Today in class one of the student poems referenced Mary Oliver, a famous poet.  Would you read some of her poems, either online or at the library?  Do you like her poems?  Do you have a favorite?

Write a paragraph about it.




 HOMEWORK  Figurative Language

Figurative language is using two things at once.  It makes comparisons between unrelated things or ideas in order to show something about a subject.  Examples are below.  This week's homework is in two parts.  First, look for an example of figurative language in a book at home.  It only has to be one sentence long.  Next, try to write a sentence that contains an example of figurative language (metaphor, simile or personification) and bring it to class.

Examples:  (Simile -- uses the word "like"): "Thunder threatens like a sound that rolls around and around in a mean dog's throat."  - Martha Sherwood

(Personification): "The yellow fog that rubs its back upon the window panes" - T.S. Eliot

(Metaphor): "Thumb:  the odd, friendless boy raised by four aunts."  - Philip Dacey

 Homework


In class, the students selected a poem they would like to edit and polish.  Homework for tonight will be to copy that poem onto a sheet of paper and add illustrations if they wish.  Bring the poem to class next week.


 HOMEWORK

We have begun our study of memoir writing today.  This week, please think about different events in your life (smallish moments) that have mattered to you in some way.  Jot them on the back of this paper.


  HOMEWORK  "I Wish Ideas"

Today we heard a memoir on the radio show This American Life.  The author wrote a story about wishing her mother wasn't so overprotective, and described a trip to the Disneyland Hotel.  Do you have any wishes in your life?  Jot at least 4 down on the back of this paper.


  

 HOMEWORK  Free Verse Poem on any Subject 

At home on a sheet of lined paper, write a free verse poem on any subject.  A free verse poem is a little bit like a story, but shorter.  You will use your heart map to help you choose a topic.
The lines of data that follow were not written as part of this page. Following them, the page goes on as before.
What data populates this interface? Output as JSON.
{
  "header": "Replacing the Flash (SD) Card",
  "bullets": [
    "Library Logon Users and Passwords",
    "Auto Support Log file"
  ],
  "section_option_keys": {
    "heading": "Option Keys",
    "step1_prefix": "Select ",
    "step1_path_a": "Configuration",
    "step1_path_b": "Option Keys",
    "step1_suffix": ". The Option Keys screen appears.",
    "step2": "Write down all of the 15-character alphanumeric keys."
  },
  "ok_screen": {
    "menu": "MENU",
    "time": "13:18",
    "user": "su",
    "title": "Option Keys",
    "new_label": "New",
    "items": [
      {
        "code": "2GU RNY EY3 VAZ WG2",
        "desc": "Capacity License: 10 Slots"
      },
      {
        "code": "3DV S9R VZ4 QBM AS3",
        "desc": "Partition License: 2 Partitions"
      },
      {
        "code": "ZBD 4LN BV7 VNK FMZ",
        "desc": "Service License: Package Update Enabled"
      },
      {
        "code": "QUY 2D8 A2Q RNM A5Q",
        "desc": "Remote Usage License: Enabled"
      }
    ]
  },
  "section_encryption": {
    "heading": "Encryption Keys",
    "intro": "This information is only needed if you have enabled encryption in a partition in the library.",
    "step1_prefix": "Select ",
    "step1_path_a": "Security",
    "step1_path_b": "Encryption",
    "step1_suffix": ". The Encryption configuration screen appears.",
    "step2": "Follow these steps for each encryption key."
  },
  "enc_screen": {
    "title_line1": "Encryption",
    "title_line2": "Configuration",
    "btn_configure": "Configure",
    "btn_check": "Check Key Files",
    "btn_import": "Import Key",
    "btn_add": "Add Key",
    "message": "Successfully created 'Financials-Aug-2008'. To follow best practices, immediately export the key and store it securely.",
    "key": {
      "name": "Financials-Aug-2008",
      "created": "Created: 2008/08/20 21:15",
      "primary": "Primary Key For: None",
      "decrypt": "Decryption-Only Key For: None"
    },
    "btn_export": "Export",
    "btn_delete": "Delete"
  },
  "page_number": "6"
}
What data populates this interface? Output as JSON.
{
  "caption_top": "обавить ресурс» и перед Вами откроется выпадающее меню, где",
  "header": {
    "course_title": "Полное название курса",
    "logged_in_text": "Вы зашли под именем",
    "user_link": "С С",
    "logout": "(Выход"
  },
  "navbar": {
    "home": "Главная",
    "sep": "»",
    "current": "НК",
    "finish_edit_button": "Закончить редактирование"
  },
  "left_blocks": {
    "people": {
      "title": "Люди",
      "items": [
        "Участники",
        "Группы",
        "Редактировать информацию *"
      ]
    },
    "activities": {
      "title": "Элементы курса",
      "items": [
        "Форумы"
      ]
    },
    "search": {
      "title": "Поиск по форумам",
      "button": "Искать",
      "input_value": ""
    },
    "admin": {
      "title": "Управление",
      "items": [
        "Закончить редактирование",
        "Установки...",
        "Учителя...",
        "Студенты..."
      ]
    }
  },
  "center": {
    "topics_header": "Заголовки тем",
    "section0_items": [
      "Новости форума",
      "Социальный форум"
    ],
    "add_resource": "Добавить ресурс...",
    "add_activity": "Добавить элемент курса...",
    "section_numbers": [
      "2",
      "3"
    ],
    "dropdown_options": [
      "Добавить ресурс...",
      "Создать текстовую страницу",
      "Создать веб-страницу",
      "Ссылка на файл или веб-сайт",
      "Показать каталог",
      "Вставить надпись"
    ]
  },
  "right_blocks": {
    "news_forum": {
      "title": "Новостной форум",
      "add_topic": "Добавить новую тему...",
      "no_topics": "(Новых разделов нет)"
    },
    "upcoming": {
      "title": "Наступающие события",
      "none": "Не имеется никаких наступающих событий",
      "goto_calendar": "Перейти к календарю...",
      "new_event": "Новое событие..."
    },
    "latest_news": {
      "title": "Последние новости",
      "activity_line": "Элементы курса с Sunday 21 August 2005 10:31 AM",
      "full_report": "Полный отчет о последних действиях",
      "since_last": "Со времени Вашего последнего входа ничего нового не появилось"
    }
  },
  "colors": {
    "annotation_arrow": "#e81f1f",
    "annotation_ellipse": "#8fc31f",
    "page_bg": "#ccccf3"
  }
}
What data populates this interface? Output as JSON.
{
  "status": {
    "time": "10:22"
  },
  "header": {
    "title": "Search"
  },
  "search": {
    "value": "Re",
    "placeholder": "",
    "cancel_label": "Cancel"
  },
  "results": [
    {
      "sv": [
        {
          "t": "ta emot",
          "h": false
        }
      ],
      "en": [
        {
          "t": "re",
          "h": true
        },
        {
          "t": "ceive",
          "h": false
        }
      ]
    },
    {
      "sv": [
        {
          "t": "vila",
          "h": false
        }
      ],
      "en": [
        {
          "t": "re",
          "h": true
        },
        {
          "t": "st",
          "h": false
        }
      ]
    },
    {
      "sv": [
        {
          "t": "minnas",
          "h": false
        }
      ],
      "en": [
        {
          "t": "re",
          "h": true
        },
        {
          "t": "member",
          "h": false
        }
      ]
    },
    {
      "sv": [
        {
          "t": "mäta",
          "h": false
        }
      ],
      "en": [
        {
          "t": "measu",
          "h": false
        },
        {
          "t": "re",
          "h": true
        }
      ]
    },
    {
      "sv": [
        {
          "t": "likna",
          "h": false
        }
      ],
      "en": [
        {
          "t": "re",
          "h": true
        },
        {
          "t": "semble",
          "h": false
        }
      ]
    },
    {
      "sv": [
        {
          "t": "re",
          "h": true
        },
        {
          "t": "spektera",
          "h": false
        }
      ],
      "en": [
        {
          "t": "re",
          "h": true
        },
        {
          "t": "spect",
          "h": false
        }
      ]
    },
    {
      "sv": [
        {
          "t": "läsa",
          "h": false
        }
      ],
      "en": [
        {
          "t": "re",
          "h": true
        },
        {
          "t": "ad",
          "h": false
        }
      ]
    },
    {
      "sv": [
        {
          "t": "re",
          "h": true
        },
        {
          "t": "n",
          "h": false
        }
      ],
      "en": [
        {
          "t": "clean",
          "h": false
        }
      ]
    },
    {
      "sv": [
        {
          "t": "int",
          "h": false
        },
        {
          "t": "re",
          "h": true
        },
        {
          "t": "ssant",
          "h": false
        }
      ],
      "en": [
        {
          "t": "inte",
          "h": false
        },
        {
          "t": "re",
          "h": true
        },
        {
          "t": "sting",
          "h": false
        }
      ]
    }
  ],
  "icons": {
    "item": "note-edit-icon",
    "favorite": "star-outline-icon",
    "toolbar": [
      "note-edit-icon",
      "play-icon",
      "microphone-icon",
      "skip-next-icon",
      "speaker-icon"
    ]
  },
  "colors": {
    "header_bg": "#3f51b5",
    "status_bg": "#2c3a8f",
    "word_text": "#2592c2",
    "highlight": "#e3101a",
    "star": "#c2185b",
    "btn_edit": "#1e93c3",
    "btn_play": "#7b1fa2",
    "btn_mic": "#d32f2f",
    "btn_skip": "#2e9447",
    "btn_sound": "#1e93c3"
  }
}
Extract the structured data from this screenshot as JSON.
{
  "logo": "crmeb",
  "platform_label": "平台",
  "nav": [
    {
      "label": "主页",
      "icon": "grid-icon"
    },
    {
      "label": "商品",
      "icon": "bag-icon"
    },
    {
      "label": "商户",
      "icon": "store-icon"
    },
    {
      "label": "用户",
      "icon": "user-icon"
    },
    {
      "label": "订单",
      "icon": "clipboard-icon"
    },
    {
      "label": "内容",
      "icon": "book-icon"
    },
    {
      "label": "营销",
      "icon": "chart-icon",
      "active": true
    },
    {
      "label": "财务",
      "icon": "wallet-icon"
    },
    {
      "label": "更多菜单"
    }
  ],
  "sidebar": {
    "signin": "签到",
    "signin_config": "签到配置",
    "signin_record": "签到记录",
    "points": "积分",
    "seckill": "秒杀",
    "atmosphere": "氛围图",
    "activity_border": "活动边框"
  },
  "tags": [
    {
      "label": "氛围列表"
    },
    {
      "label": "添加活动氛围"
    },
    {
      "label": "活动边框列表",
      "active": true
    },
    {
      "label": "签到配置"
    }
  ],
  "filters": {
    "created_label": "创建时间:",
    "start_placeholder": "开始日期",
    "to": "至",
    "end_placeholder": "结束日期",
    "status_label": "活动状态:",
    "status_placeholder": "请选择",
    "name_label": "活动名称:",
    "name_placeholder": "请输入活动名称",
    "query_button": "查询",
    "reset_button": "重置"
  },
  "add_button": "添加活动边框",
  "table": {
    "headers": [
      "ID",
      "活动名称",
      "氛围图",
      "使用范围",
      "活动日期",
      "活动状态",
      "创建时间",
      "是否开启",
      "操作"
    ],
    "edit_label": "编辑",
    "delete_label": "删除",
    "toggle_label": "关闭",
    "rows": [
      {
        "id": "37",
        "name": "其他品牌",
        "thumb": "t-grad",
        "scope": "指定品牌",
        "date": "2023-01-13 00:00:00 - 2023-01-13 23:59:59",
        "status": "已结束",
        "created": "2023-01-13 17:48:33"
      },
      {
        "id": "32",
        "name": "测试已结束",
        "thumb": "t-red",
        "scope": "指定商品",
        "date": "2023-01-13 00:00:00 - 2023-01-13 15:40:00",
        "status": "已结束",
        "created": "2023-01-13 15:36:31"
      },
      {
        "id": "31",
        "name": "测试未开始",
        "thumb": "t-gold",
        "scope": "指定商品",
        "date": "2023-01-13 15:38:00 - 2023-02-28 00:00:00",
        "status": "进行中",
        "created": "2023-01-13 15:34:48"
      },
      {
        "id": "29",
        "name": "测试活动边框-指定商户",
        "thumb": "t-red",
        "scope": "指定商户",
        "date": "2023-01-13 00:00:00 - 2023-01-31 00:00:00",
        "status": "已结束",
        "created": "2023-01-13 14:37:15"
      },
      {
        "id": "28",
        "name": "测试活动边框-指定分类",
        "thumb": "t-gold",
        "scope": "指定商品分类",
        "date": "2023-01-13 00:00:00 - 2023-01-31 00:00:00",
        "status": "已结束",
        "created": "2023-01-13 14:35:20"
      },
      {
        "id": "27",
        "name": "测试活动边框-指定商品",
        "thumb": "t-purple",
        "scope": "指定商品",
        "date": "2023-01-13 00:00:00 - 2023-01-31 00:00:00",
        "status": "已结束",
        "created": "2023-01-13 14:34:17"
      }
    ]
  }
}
Bring this to class.  Also, please memorize this Willam Carlos Williams poem by next week. He is not only a famous poet, but famous for helping other writers and poets understand the theory that good poems begin with noticing.

The Red Wheelbarrow

so much depends
upon

the red wheel
barrow

glazed with rain
water

beside the white
chickens.

  - William Carlos Williams


Homeowork:  Endings

Today we studied the endings in a few picture books, noticing that the author wove together important actions, important dialogue, images, and short reminders of the whole story.

This week, be an investigator.  Look at books you've loved and copy down one or two endings.  This could also help you to think about what type of strong ending you want to use in your rough draft in class.  

  HOMEWORK Noticing Stories Like Writers Do  

The poet Naomi Nye once said: “Poems hide. In the bottoms of our shoes, they are sleeping. They are the shadows drifting across our ceilings the moment before we wake up. What we have to do is live in a way that lets us find them” (1990, p. 144). I think that stories, like poems, hide. Tonight when you are at home, will you pay attention to the stories that hide in places of your life? You should find yourself living differently because you write. Be like a magnet, pulling story ideas in to you.

Write a small moment story at home on a separate sheet of lined paper.  You will write a little true story about anything that has happened in your life. Try to think of a true story that took place in space about twenty minutes or less.

HOMEWORK   Make a Story Map 


This week, make a map of your immediate neighborhood or a favorite vacation spot.  It doesn't need to be more than one or two streets, and you can draw the basic buildings, etc.  On your map, also make personal labels such as "Scott's house" or "where we found a toad" or "huge climbing tree."  Try to make at least 8 labels on your map.  Now, write a personal narrative or a paragraph about one of the things you labeled.